“Trigger finger” may be an amusing little name, but if you have this condition it is anything but amusing. It can be annoying and downright painful – read on for some more information about trigger finger and what you can do about it.
Trigger finger happens when the tendon (the tissue that connects bone and muscle) in the finger becomes inflamed, affecting the finger’s movement. This can cause your finger to become locked in the bent position, and you may not be able to straighten it. It can also cause finger stiffness (especially in the morning), a clicking or snapping when you move your finger, and/or a nodule (a bump) at the base of the affected finger.
This condition is more common among women between the ages of 40 and 60. It is often seen in people who have repetitive finger and thumb movements as part of their job or hobby, and is usually worse in the mornings. It can also often occur in people with diabetes, rheumatoid arthritis, gout, or in people who have recently had surgery for carpal tunnel syndrome. It can affect any finger (including the thumb) and may affect more than one finger at a time. It can even affect both hands.
Your doctor will want to start with simple treatments first, such as a splint, stretching exercises, an over-the-counter medication such as ibuprofen that helps with inflammation, steroid injections, and/or rest. If these don’t work, or if your symptoms are especially severe, surgery may be recommended. After surgery, physical therapy might be recommended to help you recover, and you might have to wear a splint for a month or more. Full recovery can take a few weeks, but your finger might be stiff for a few months or more.
If you notice pain or stiffness in your finger, or that your finger has started to freeze when it is bent, you may have trigger finger. Call Specialty Orthopaedics in Harrison, New York, for a consultation to get help for this condition. Call today, at 914-686-0111!

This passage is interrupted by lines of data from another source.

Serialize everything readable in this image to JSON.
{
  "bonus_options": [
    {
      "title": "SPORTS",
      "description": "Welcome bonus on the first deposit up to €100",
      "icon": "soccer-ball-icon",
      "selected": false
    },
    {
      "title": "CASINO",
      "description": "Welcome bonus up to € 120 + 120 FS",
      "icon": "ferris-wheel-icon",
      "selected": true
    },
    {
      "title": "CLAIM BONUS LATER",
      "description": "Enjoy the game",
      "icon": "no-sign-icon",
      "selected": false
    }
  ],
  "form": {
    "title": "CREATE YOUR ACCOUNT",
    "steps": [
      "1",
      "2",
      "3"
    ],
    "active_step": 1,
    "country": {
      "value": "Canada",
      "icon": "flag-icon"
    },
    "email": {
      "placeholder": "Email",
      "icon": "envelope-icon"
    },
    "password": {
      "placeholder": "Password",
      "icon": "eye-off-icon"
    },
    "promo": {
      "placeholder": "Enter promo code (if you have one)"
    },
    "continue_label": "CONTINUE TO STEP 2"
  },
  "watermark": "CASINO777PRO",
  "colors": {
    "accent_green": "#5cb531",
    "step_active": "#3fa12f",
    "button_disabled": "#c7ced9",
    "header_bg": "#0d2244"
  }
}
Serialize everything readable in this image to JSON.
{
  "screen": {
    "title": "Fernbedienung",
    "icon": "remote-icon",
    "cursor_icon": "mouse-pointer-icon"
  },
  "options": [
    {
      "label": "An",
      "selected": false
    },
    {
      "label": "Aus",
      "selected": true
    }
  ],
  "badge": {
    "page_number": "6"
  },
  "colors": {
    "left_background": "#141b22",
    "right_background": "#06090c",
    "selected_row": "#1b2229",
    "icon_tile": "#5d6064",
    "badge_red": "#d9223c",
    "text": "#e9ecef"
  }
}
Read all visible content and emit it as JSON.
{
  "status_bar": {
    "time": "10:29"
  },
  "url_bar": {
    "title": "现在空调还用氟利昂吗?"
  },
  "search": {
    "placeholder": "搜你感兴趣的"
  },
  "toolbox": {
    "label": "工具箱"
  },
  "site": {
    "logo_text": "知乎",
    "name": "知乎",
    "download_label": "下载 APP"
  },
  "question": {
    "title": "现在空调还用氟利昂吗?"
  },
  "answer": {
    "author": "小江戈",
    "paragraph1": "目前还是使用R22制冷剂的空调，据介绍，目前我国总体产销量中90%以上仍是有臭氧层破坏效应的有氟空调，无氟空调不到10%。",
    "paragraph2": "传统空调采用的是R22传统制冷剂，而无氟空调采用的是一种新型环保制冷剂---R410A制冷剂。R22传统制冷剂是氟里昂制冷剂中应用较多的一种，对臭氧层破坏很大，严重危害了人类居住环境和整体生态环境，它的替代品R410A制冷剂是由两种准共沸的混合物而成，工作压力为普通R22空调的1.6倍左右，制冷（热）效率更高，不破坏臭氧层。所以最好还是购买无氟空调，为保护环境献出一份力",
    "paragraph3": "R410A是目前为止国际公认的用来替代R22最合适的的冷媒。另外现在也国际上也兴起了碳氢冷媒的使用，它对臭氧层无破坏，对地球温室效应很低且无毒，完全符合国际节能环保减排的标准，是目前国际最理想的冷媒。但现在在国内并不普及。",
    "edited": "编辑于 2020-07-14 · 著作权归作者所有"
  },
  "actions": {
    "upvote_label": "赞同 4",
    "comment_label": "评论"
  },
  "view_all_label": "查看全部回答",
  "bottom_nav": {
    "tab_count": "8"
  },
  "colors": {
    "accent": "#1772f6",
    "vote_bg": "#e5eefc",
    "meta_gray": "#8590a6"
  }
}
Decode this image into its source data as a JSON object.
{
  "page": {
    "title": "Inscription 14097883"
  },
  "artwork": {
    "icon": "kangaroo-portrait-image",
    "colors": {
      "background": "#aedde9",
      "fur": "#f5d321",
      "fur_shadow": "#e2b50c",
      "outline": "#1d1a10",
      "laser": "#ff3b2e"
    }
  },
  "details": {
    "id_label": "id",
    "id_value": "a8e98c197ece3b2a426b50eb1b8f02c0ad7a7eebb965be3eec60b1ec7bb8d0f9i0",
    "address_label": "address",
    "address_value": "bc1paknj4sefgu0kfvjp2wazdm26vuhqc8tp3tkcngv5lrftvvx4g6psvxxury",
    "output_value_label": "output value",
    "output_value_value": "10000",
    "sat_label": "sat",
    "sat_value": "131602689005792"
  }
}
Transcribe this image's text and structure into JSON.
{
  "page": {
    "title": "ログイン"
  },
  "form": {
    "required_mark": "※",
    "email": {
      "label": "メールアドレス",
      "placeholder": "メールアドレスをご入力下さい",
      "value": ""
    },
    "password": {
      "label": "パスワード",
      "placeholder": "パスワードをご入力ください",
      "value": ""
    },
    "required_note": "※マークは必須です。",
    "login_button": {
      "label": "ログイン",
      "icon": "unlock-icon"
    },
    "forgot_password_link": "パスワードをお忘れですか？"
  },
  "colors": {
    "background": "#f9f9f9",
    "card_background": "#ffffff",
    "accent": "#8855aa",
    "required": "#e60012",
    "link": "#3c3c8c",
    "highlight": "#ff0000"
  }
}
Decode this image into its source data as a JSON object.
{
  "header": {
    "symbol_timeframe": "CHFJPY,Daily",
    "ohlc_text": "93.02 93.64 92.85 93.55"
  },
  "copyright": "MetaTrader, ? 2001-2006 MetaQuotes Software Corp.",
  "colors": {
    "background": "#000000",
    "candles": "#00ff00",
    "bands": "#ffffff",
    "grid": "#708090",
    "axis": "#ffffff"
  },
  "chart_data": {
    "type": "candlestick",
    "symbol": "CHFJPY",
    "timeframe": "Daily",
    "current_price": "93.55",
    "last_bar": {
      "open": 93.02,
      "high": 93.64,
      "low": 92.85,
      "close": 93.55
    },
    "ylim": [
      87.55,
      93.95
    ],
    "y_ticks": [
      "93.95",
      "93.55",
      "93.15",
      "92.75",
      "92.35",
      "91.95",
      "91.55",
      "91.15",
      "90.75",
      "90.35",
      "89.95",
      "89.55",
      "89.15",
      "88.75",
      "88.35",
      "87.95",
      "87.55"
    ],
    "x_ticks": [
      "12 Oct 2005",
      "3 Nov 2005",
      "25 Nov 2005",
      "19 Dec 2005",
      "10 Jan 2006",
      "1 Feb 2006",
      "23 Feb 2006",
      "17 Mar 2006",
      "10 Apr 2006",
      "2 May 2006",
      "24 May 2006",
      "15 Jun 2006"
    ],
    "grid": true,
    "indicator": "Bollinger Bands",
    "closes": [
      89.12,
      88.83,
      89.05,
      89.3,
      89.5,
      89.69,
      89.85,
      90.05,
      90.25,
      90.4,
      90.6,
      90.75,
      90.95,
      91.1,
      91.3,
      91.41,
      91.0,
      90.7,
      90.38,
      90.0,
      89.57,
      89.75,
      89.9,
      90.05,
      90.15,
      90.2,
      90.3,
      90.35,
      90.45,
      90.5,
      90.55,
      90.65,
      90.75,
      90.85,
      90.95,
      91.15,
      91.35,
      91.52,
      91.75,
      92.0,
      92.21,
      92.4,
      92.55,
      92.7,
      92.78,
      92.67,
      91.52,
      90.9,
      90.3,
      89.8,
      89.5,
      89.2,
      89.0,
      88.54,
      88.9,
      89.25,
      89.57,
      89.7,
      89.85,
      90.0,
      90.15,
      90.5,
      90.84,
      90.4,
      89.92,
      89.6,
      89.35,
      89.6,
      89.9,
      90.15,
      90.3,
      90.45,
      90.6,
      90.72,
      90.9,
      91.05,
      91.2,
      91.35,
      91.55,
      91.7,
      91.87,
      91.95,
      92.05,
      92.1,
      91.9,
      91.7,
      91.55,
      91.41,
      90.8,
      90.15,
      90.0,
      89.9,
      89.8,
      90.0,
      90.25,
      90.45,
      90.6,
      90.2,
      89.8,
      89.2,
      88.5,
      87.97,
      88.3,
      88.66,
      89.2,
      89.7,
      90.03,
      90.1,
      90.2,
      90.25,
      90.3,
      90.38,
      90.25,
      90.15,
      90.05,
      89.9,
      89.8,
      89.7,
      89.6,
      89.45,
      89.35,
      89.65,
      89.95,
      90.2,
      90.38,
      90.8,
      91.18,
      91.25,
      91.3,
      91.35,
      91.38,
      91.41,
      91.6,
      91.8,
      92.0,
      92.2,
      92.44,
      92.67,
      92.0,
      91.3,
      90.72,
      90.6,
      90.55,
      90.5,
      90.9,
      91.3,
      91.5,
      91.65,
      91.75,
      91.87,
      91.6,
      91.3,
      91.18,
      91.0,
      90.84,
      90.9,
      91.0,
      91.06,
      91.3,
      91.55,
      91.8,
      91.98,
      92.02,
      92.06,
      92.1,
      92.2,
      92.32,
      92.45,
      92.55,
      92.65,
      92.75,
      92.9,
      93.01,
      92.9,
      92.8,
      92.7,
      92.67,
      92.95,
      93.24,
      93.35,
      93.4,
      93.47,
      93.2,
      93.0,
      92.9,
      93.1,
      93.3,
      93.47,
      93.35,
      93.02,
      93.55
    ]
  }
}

Thank you for contacting us! We will get in touch with you shortly.